Soldier Field after the 2001 renovations.

Another argument people have used is that a renovated Soldier Field would’ve been just as good as a new stadium. While trying to convince the team to stay, the City of Chicago released an image of a model for a renovated Chicago stadium, and it got many fans very excited. I will confess, the stadium itself looked cool, but that doesn’t change the countless other factors that make Soldier Field a poor place to play. The weather around the stadium would still be freezing, as the stadium is located a short walk away from the lake. The parking would still be a nightmare, with barely any space to add more parking room even after renovations. Therefore, with a cool stadium design, Soldier Field would still be seen as average at best. As we saw in 2001, Soldier Field renovations aren’t the solution.

I have already gone in depth about why moving out of Chicago is a good decision, but you might be wondering why Arlington Heights is a good location for Bears football.  For starters, the stadium would be massive. To put it into perspective, the fantastic SoFi Stadium, located in Inglewood, Cali., was opened in 2020 with a total area of 298 acres. This stadium has already hosted Super Bowl 56, the 2023 College Football National Championship and is in line to host WrestleMania, the Olympics and the World Cup. Now, imagine what kind of events will take place in a 326 acre stadium located near another big city. It is important to note that SoFi stadium is located in Inglewood, not Los Angeles, yet this location hasn’t harmed its drawing power one bit. Arlington Heights will almost certainly become the sports capital of not only Illinois, but the entire midwest. Chicagoans can pretty much pencil in a Super Bowl, College Football Bowl Games, concerts and other massive events to take place in the Chicagoland area. These events in a state-of-the-art stadium will bring excitement and increased fame to an area that has recently lacked relevance. 

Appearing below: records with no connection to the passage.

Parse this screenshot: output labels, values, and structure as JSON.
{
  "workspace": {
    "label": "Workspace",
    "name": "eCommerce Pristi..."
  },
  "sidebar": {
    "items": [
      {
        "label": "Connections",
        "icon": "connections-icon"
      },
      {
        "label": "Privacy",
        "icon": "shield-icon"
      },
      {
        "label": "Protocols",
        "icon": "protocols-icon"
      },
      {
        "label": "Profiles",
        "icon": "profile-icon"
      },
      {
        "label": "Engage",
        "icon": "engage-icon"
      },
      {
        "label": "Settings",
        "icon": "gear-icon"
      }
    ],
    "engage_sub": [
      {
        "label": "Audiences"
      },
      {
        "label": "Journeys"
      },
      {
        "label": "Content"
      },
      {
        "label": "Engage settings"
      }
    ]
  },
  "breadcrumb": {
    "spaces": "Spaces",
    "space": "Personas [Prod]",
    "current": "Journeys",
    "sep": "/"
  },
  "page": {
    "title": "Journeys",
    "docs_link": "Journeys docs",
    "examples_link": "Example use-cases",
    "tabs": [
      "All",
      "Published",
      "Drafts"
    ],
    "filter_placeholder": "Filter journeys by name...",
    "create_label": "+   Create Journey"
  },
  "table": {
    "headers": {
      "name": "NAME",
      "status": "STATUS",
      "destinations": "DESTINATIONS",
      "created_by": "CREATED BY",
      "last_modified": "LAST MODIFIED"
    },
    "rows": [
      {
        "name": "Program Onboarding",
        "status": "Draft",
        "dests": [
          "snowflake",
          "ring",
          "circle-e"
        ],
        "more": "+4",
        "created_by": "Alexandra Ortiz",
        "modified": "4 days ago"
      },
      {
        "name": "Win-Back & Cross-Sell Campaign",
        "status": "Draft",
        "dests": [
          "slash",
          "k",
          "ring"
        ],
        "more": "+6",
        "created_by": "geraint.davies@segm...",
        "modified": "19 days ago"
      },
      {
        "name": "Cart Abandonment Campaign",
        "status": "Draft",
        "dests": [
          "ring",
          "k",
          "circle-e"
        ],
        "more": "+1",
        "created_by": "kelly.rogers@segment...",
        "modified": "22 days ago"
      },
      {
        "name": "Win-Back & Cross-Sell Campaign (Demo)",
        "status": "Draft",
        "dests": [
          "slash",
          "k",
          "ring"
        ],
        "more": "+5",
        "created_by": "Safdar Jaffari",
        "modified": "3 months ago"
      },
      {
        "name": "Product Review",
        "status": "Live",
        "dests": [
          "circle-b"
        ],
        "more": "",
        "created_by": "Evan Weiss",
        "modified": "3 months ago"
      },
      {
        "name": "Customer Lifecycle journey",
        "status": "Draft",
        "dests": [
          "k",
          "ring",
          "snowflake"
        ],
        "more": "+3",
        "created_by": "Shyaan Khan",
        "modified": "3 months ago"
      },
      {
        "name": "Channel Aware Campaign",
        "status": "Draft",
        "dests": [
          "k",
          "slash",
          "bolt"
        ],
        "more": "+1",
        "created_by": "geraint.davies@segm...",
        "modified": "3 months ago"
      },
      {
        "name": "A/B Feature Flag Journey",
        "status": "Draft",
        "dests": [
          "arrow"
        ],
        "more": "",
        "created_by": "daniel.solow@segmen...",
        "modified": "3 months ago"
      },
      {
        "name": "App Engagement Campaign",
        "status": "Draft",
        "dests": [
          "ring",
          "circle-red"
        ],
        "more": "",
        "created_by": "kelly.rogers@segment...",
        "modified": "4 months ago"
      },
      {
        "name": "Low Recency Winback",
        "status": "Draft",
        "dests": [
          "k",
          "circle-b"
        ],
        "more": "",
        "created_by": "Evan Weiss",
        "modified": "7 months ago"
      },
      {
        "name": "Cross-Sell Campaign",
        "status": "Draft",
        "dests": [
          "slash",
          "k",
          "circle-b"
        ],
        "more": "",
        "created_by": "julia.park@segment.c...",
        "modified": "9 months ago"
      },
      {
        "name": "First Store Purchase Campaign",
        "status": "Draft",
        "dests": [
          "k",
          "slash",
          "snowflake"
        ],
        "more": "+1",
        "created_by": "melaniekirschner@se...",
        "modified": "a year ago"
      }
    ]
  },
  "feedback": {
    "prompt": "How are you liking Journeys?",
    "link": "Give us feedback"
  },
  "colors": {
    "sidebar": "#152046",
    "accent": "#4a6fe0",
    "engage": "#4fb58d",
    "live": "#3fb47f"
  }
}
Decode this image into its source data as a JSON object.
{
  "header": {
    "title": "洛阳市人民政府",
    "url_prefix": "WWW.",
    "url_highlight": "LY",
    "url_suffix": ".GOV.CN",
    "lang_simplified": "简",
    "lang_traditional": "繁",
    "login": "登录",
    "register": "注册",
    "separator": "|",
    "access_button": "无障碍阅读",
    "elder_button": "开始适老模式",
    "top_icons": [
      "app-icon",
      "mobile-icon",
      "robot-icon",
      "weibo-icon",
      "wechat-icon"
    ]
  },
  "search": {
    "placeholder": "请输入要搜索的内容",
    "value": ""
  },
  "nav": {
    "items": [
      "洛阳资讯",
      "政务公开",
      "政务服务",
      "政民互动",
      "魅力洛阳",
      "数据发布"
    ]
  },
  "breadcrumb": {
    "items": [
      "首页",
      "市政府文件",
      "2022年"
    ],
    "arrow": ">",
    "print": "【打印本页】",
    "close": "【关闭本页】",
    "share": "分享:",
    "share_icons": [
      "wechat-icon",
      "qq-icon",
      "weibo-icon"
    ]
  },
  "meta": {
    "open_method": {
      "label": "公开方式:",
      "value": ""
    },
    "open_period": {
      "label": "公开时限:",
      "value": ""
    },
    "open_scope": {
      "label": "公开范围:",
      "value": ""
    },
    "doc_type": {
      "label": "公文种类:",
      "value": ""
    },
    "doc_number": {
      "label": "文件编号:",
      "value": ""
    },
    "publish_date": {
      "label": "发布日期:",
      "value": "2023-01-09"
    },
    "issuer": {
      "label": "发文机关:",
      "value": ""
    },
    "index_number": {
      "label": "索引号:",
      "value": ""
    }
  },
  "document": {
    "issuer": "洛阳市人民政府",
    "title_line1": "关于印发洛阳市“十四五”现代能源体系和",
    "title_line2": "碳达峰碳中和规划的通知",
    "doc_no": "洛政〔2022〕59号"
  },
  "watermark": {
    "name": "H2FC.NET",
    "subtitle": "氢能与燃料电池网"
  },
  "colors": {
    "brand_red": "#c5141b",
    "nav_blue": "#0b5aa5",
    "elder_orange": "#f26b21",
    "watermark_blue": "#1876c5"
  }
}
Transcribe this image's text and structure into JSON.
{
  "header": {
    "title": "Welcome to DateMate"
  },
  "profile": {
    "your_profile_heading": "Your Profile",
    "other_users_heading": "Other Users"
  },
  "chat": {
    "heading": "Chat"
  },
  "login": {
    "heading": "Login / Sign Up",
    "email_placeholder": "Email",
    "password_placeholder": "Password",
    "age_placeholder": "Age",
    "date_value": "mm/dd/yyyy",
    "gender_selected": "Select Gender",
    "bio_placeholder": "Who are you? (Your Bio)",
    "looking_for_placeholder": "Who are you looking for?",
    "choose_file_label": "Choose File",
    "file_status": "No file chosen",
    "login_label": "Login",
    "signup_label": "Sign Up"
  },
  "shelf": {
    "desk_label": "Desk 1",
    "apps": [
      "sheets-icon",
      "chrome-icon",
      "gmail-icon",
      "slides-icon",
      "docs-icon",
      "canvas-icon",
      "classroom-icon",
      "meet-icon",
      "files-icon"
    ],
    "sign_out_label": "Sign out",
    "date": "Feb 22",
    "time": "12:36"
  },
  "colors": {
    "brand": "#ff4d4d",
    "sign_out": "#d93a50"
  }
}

A stadium in Arlington Heights will also help Chicago’s economy. Sure, from a pure dollar standpoint, a new stadium costs more money than a renovation, but the source of this funding is very different. When asked about the cost of stadium renovations, Lori Lightfoot—the mayor of Chicago—said “of course” to the idea that the renovations for Soldier Field would’ve been partially funded by Chicago taxes. On the other hand, The Bears have announced that there will be no tax funding for the new Arlington Heights stadium. Instead of tax dollars, a stadium in Arlington would be largely funded by the owner of the bears, Virginia McCaskey, who has an estimated net worth of $2 billion. It makes a lot more sense for a multi-billionaire to be funding a new stadium than the working class of Chicago. In addition to this, according to the Bears official Instagram account, the building of a new stadium would create 48,000 jobs and generate 9.4 billion in economic impact for the Chicagoland economy. So even to those who couldn’t care less about a football stadium, you should be excited for the new opportunity and job creation that will enter the Chicagoland area.

Overall, the Bears moving to Arlington Heights will be extremely beneficial to the Chicagoland community. More specifically, as someone from Evanston, I know a stadium in Arlington Heights would be much more convenient to get to than one in Chicago. Although it will be odd to some that the Chicago Bears don’t play in Chicago, the stadium will bring excitement, money and relevance to an area that desperately needs it.